Saturday, May 30, 2015

Herbert West - Reanimator -- H.P. Lovecraft

I decided to alternate back and forth between the Thibaut Corday stories and another collection I've got on my kindle, ZOMBIES FROM THE PULPS!, edited by Jeffrey Shanks.  That story starts off with the classic "Herbert West - Reanimator," by H.P. Lovecraft.  It's been ages since I read this story, and it was a treat to come back to it.

I've actually seen it listed as among Lovecraft's worst work, but I have to disagree.  Yes, he wrote it strictly for a paycheck, and yes, he was making fun of Mary Shelley's FRANKENSTEIN the whole time, and he hated the "cliffhanger" format that was imposed on him by the magazine, but it's a story that proves Lovecraft could write comedy, which is worthwhile in and of itself.

The story details the major incidents in the life of Herbert West, from his time as a medical student at Miskatonic University, to holding a practice in nearby Bolton, to serving in the Canadian Army in WWI prior to American involvement in the Great War.  West's interest is in finding a cure for death; to this end, he spends years experimenting with ways to reanimate dead tissue.  He has a number of issues along the way, mostly dealing with the "freshness" of his test subjects -- if the brain cells aren't fresh enough, his subjects revive as violently insane, cannibalistic horrors.  As he goes, West becomes more and more callous and hardened to the sources of his test subjects, sinking deeper and deeper into criminality in pursuit of his obsession.  Of course, eventually the fruits of his obsession begin to pursue him...

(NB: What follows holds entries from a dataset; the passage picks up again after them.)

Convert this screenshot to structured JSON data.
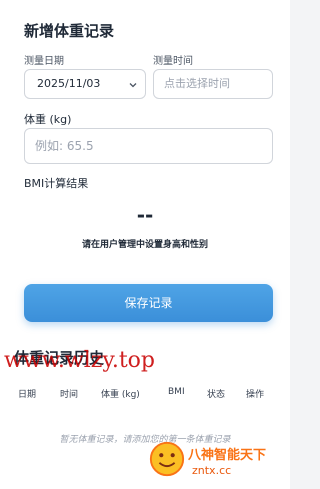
{
  "form": {
    "title": "新增体重记录",
    "date_label": "测量日期",
    "date_value": "2025/11/03",
    "time_label": "测量时间",
    "time_placeholder": "点击选择时间",
    "weight_label": "体重 (kg)",
    "weight_placeholder": "例如: 65.5",
    "bmi_label": "BMI计算结果",
    "bmi_value": "--",
    "bmi_hint": "请在用户管理中设置身高和性别",
    "save_label": "保存记录"
  },
  "history": {
    "title": "体重记录历史",
    "columns": [
      "日期",
      "时间",
      "体重 (kg)",
      "BMI",
      "状态",
      "操作"
    ],
    "empty_text": "暂无体重记录，请添加您的第一条体重记录"
  },
  "watermarks": {
    "site": "www.wlzy.top",
    "badge_line1": "八神智能天下",
    "badge_line2": "zntx.cc"
  },
  "colors": {
    "accent": "#3b8fd9",
    "watermark_red": "#c80000",
    "badge_orange": "#f97316"
  },
  "icons": {
    "date_select": "chevron-down-icon",
    "badge_logo": "smiley-logo-icon"
  }
}
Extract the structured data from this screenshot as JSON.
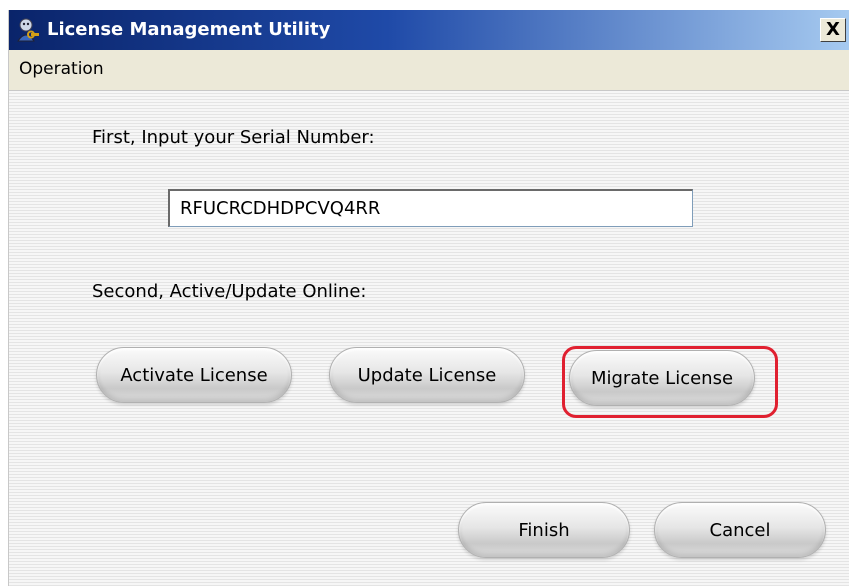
{
  "window": {
    "title": "License Management Utility",
    "close_label": "X"
  },
  "menu": {
    "items": [
      {
        "label": "Operation"
      }
    ]
  },
  "form": {
    "serial_prompt": "First, Input your Serial Number:",
    "serial_value": "RFUCRCDHDPCVQ4RR",
    "online_prompt": "Second, Active/Update Online:"
  },
  "buttons": {
    "activate": "Activate License",
    "update": "Update License",
    "migrate": "Migrate License",
    "finish": "Finish",
    "cancel": "Cancel"
  },
  "colors": {
    "highlight": "#e02030",
    "title_bar_start": "#0a246a",
    "title_bar_end": "#a6caf0"
  },
  "icons": {
    "app": "user-key-icon",
    "close": "close-icon"
  }
}
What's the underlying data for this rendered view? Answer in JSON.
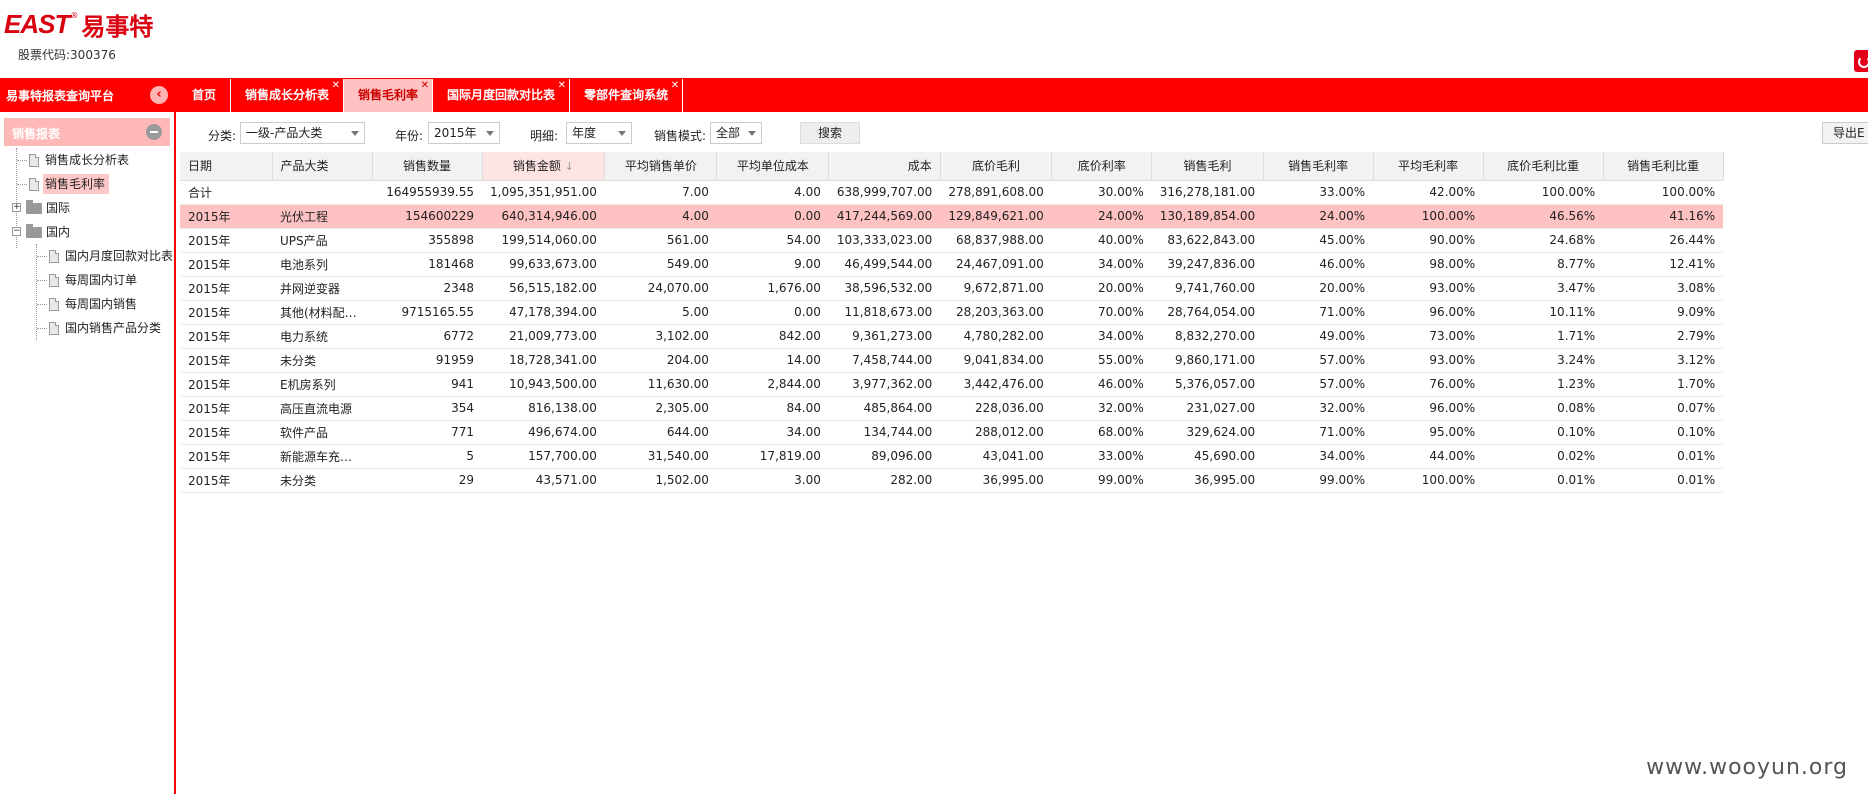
{
  "header": {
    "logo_text": "EAST",
    "logo_reg": "®",
    "logo_cn": "易事特",
    "stock_code": "股票代码:300376"
  },
  "platform_title": "易事特报表查询平台",
  "tabs": [
    {
      "label": "首页",
      "closable": false
    },
    {
      "label": "销售成长分析表",
      "closable": true
    },
    {
      "label": "销售毛利率",
      "closable": true,
      "active": true
    },
    {
      "label": "国际月度回款对比表",
      "closable": true
    },
    {
      "label": "零部件查询系统",
      "closable": true
    }
  ],
  "sidebar": {
    "section_label": "销售报表",
    "items": [
      {
        "label": "销售成长分析表"
      },
      {
        "label": "销售毛利率",
        "selected": true
      },
      {
        "label": "国际"
      },
      {
        "label": "国内"
      },
      {
        "label": "国内月度回款对比表"
      },
      {
        "label": "每周国内订单"
      },
      {
        "label": "每周国内销售"
      },
      {
        "label": "国内销售产品分类"
      }
    ]
  },
  "filters": {
    "category_label": "分类:",
    "category_value": "一级-产品大类",
    "year_label": "年份:",
    "year_value": "2015年",
    "detail_label": "明细:",
    "detail_value": "年度",
    "mode_label": "销售模式:",
    "mode_value": "全部",
    "search_label": "搜索",
    "export_label": "导出E"
  },
  "table": {
    "columns": [
      "日期",
      "产品大类",
      "销售数量",
      "销售金额",
      "平均销售单价",
      "平均单位成本",
      "成本",
      "底价毛利",
      "底价利率",
      "销售毛利",
      "销售毛利率",
      "平均毛利率",
      "底价毛利比重",
      "销售毛利比重"
    ],
    "sort_arrow": "↓",
    "rows": [
      [
        "合计",
        "",
        "164955939.55",
        "1,095,351,951.00",
        "7.00",
        "4.00",
        "638,999,707.00",
        "278,891,608.00",
        "30.00%",
        "316,278,181.00",
        "33.00%",
        "42.00%",
        "100.00%",
        "100.00%"
      ],
      [
        "2015年",
        "光伏工程",
        "154600229",
        "640,314,946.00",
        "4.00",
        "0.00",
        "417,244,569.00",
        "129,849,621.00",
        "24.00%",
        "130,189,854.00",
        "24.00%",
        "100.00%",
        "46.56%",
        "41.16%"
      ],
      [
        "2015年",
        "UPS产品",
        "355898",
        "199,514,060.00",
        "561.00",
        "54.00",
        "103,333,023.00",
        "68,837,988.00",
        "40.00%",
        "83,622,843.00",
        "45.00%",
        "90.00%",
        "24.68%",
        "26.44%"
      ],
      [
        "2015年",
        "电池系列",
        "181468",
        "99,633,673.00",
        "549.00",
        "9.00",
        "46,499,544.00",
        "24,467,091.00",
        "34.00%",
        "39,247,836.00",
        "46.00%",
        "98.00%",
        "8.77%",
        "12.41%"
      ],
      [
        "2015年",
        "并网逆变器",
        "2348",
        "56,515,182.00",
        "24,070.00",
        "1,676.00",
        "38,596,532.00",
        "9,672,871.00",
        "20.00%",
        "9,741,760.00",
        "20.00%",
        "93.00%",
        "3.47%",
        "3.08%"
      ],
      [
        "2015年",
        "其他(材料配…",
        "9715165.55",
        "47,178,394.00",
        "5.00",
        "0.00",
        "11,818,673.00",
        "28,203,363.00",
        "70.00%",
        "28,764,054.00",
        "71.00%",
        "96.00%",
        "10.11%",
        "9.09%"
      ],
      [
        "2015年",
        "电力系统",
        "6772",
        "21,009,773.00",
        "3,102.00",
        "842.00",
        "9,361,273.00",
        "4,780,282.00",
        "34.00%",
        "8,832,270.00",
        "49.00%",
        "73.00%",
        "1.71%",
        "2.79%"
      ],
      [
        "2015年",
        "未分类",
        "91959",
        "18,728,341.00",
        "204.00",
        "14.00",
        "7,458,744.00",
        "9,041,834.00",
        "55.00%",
        "9,860,171.00",
        "57.00%",
        "93.00%",
        "3.24%",
        "3.12%"
      ],
      [
        "2015年",
        "E机房系列",
        "941",
        "10,943,500.00",
        "11,630.00",
        "2,844.00",
        "3,977,362.00",
        "3,442,476.00",
        "46.00%",
        "5,376,057.00",
        "57.00%",
        "76.00%",
        "1.23%",
        "1.70%"
      ],
      [
        "2015年",
        "高压直流电源",
        "354",
        "816,138.00",
        "2,305.00",
        "84.00",
        "485,864.00",
        "228,036.00",
        "32.00%",
        "231,027.00",
        "32.00%",
        "96.00%",
        "0.08%",
        "0.07%"
      ],
      [
        "2015年",
        "软件产品",
        "771",
        "496,674.00",
        "644.00",
        "34.00",
        "134,744.00",
        "288,012.00",
        "68.00%",
        "329,624.00",
        "71.00%",
        "95.00%",
        "0.10%",
        "0.10%"
      ],
      [
        "2015年",
        "新能源车充…",
        "5",
        "157,700.00",
        "31,540.00",
        "17,819.00",
        "89,096.00",
        "43,041.00",
        "33.00%",
        "45,690.00",
        "34.00%",
        "44.00%",
        "0.02%",
        "0.01%"
      ],
      [
        "2015年",
        "未分类",
        "29",
        "43,571.00",
        "1,502.00",
        "3.00",
        "282.00",
        "36,995.00",
        "99.00%",
        "36,995.00",
        "99.00%",
        "100.00%",
        "0.01%",
        "0.01%"
      ]
    ]
  },
  "watermark": "www.wooyun.org",
  "colors": {
    "brand_red": "#ff0000",
    "highlight_row": "#ffc2c2",
    "sidebar_header": "#ffb8b8"
  }
}
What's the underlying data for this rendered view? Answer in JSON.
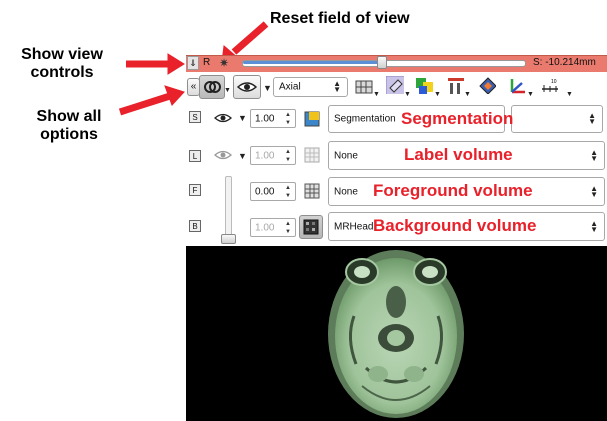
{
  "annotations": {
    "show_view_controls": [
      "Show view",
      "controls"
    ],
    "show_all_options": [
      "Show all",
      "options"
    ],
    "reset_field_of_view": "Reset field of view",
    "segmentation": "Segmentation",
    "label_volume": "Label volume",
    "foreground_volume": "Foreground volume",
    "background_volume": "Background volume"
  },
  "slice_bar": {
    "orientation_letter": "R",
    "offset_label": "S: -10.214mm",
    "slider_position": 0.5,
    "color": "#e97a6d"
  },
  "toolbar": {
    "collapse_label": "«",
    "view_orientation": "Axial"
  },
  "layers": {
    "segmentation": {
      "opacity": "1.00",
      "selected": "Segmentation"
    },
    "label": {
      "opacity": "1.00",
      "selected": "None"
    },
    "foreground": {
      "opacity": "0.00",
      "selected": "None"
    },
    "background": {
      "opacity": "1.00",
      "selected": "MRHead"
    }
  },
  "colors": {
    "annotation_red": "#e8212a",
    "arrow_red": "#e8212a",
    "accent_blue": "#5b8fd6",
    "viewer_background": "#000000"
  }
}
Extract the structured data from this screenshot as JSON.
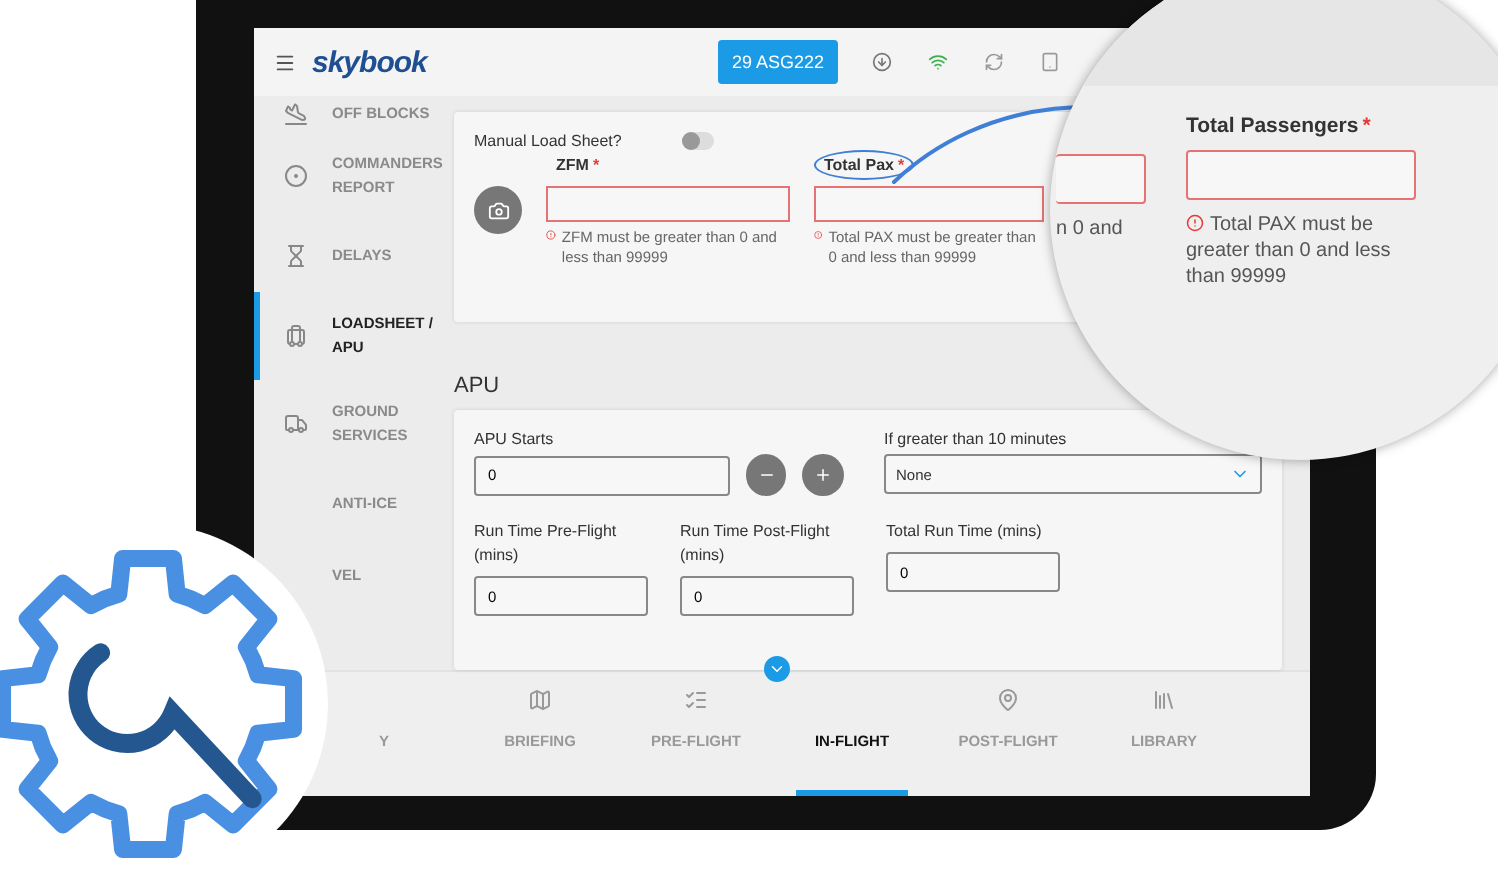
{
  "header": {
    "logo": "skybook",
    "flight": "29 ASG222"
  },
  "sidebar": {
    "items": [
      {
        "label": "OFF BLOCKS",
        "selected": false
      },
      {
        "label": "COMMANDERS REPORT",
        "selected": false
      },
      {
        "label": "DELAYS",
        "selected": false
      },
      {
        "label": "LOADSHEET / APU",
        "selected": true
      },
      {
        "label": "GROUND SERVICES",
        "selected": false
      },
      {
        "label": "ANTI-ICE",
        "selected": false
      },
      {
        "label": "VEL",
        "selected": false
      }
    ]
  },
  "loadsheet": {
    "manual_label": "Manual Load Sheet?",
    "manual_on": false,
    "fields": [
      {
        "label": "ZFM",
        "required_mark": "*",
        "error": "ZFM must be greater than 0 and less than 99999",
        "highlighted": false
      },
      {
        "label": "Total Pax",
        "required_mark": "*",
        "error": "Total PAX must be greater than 0 and less than 99999",
        "highlighted": true
      }
    ]
  },
  "magnifier": {
    "partial_error": "n 0 and",
    "field": {
      "label": "Total Passengers",
      "required_mark": "*",
      "error": "Total PAX must be greater than 0 and less than 99999"
    }
  },
  "apu": {
    "title": "APU",
    "starts": {
      "label": "APU Starts",
      "value": "0"
    },
    "select": {
      "label": "If greater than 10 minutes",
      "value": "None"
    },
    "times": [
      {
        "label": "Run Time Pre-Flight (mins)",
        "value": "0"
      },
      {
        "label": "Run Time Post-Flight (mins)",
        "value": "0"
      },
      {
        "label": "Total Run Time (mins)",
        "value": "0"
      }
    ]
  },
  "tabs": [
    {
      "label": "Y",
      "selected": false
    },
    {
      "label": "BRIEFING",
      "selected": false
    },
    {
      "label": "PRE-FLIGHT",
      "selected": false
    },
    {
      "label": "IN-FLIGHT",
      "selected": true
    },
    {
      "label": "POST-FLIGHT",
      "selected": false
    },
    {
      "label": "LIBRARY",
      "selected": false
    }
  ]
}
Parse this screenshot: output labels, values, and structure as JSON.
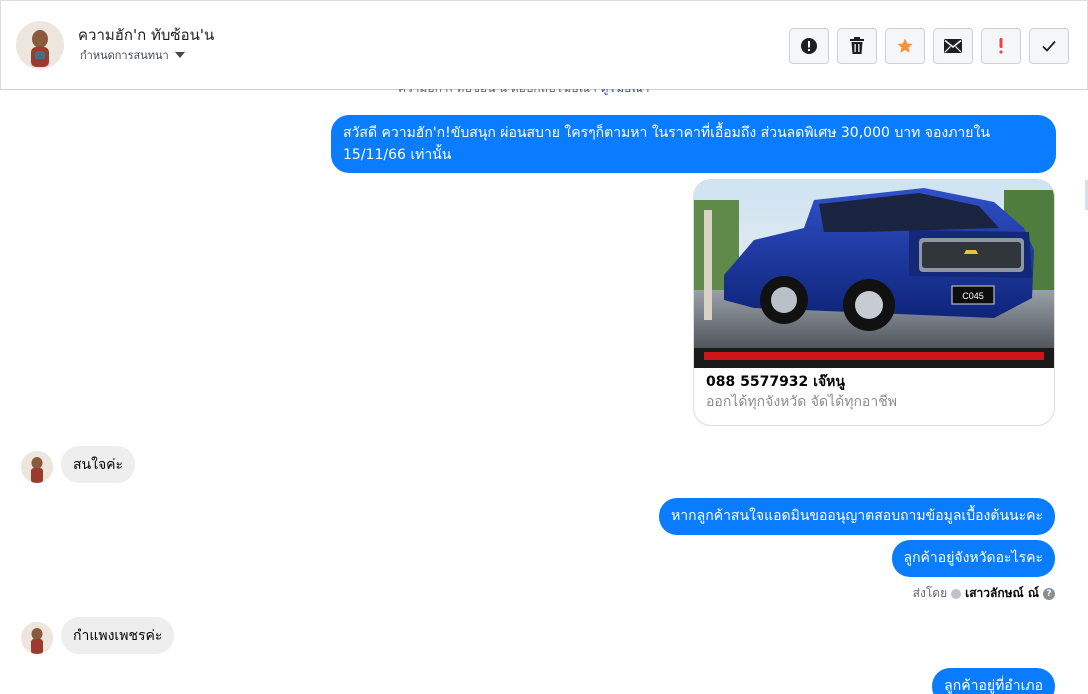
{
  "header": {
    "name": "ความฮัก'ก ทับซ้อน'น",
    "sub_label": "กำหนดการสนทนา"
  },
  "actions": [
    {
      "name": "report-icon",
      "symbol": "!"
    },
    {
      "name": "trash-icon",
      "symbol": ""
    },
    {
      "name": "star-icon",
      "symbol": "★"
    },
    {
      "name": "mail-icon",
      "symbol": "✉"
    },
    {
      "name": "spam-icon",
      "symbol": "!"
    },
    {
      "name": "check-icon",
      "symbol": "✓"
    }
  ],
  "partial_notice": {
    "text": "ความฮัก'ก ทับซ้อน'น ตอบกลับโฆษณา",
    "link": "ดูโฆษณา"
  },
  "messages": {
    "m1": "สวัสดี ความฮัก'ก!ขับสนุก ผ่อนสบาย ใครๆก็ตามหา ในราคาที่เอื้อมถึง ส่วนลดพิเศษ 30,000 บาท จองภายใน 15/11/66 เท่านั้น",
    "card_title": "088 5577932 เจ๊หนู",
    "card_desc": "ออกได้ทุกจังหวัด จัดได้ทุกอาชีพ",
    "card_plate": "C045",
    "in1": "สนใจค่ะ",
    "out2": "หากลูกค้าสนใจแอดมินขออนุญาตสอบถามข้อมูลเบื้องต้นนะคะ",
    "out3": "ลูกค้าอยู่จังหวัดอะไรคะ",
    "sent_by_prefix": "ส่งโดย",
    "sent_by_name": "เสาวลักษณ์ ณ์",
    "in2": "กำแพงเพชรค่ะ",
    "out4_partial": "ลูกค้าอยู่ที่อำเภอ"
  },
  "colors": {
    "outgoing": "#0a7cff",
    "incoming": "#eeeeee",
    "star": "#f7923a",
    "spam": "#fa3e3e"
  }
}
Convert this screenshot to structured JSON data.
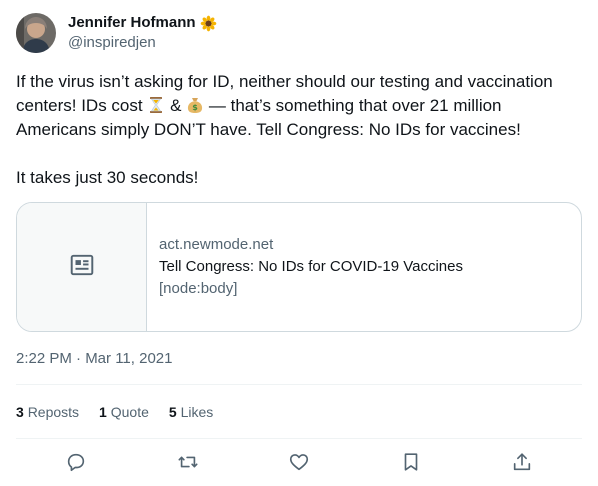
{
  "author": {
    "display_name": "Jennifer Hofmann",
    "handle": "@inspiredjen",
    "name_emoji": "sunflower-icon"
  },
  "tweet": {
    "line1": "If the virus isn’t asking for ID, neither should our testing and vaccination",
    "line2_a": "centers! IDs cost",
    "line2_b": "&",
    "line2_c": "— that’s something that over 21 million",
    "line3": "Americans simply DON’T have. Tell Congress: No IDs for vaccines!",
    "line4": "It takes just 30 seconds!",
    "emoji_1": "hourglass-icon",
    "emoji_2": "money-bag-icon"
  },
  "card": {
    "domain": "act.newmode.net",
    "title": "Tell Congress: No IDs for COVID-19 Vaccines",
    "description": "[node:body]",
    "thumb_icon": "article-icon"
  },
  "timestamp": "2:22 PM · Mar 11, 2021",
  "stats": {
    "reposts_count": "3",
    "reposts_label": "Reposts",
    "quotes_count": "1",
    "quotes_label": "Quote",
    "likes_count": "5",
    "likes_label": "Likes"
  },
  "actions": [
    "reply-icon",
    "repost-icon",
    "like-icon",
    "bookmark-icon",
    "share-icon"
  ],
  "colors": {
    "text": "#0f1419",
    "secondary": "#536471",
    "border": "#cfd9de"
  }
}
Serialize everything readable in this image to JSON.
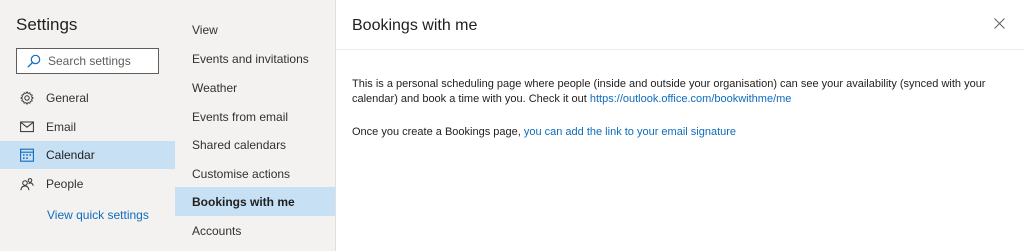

I actually really like this story.  I like how, with the cliffhanger structure imposed on Lovecraft, each chapter is it's own complete short story, capable of being read divorced from the others and still making perfect sense.  Lovecraft also displays a wicked sense of dark humor here, one that calls to mind Ambrose Bierce's "The Damned Thing"'s chapter headings.  For example, here's a passage from "Herbert West":

It is uncommon to fire all six shots of a revolver with great suddenness when one would probably be sufficient, but many things in the life of Herbert West were uncommon. 

This is an excellent example of the humor of understatement, or as Lovecraft would undoubtedly prefer it, the humour of understatement.  Given Lovecraft's well-documented Anglophilia and the fact that understatement forms the basis for British humor, I'm not surprised that Lovecraft would show a preference for this style of humor.

No comments:

Post a Comment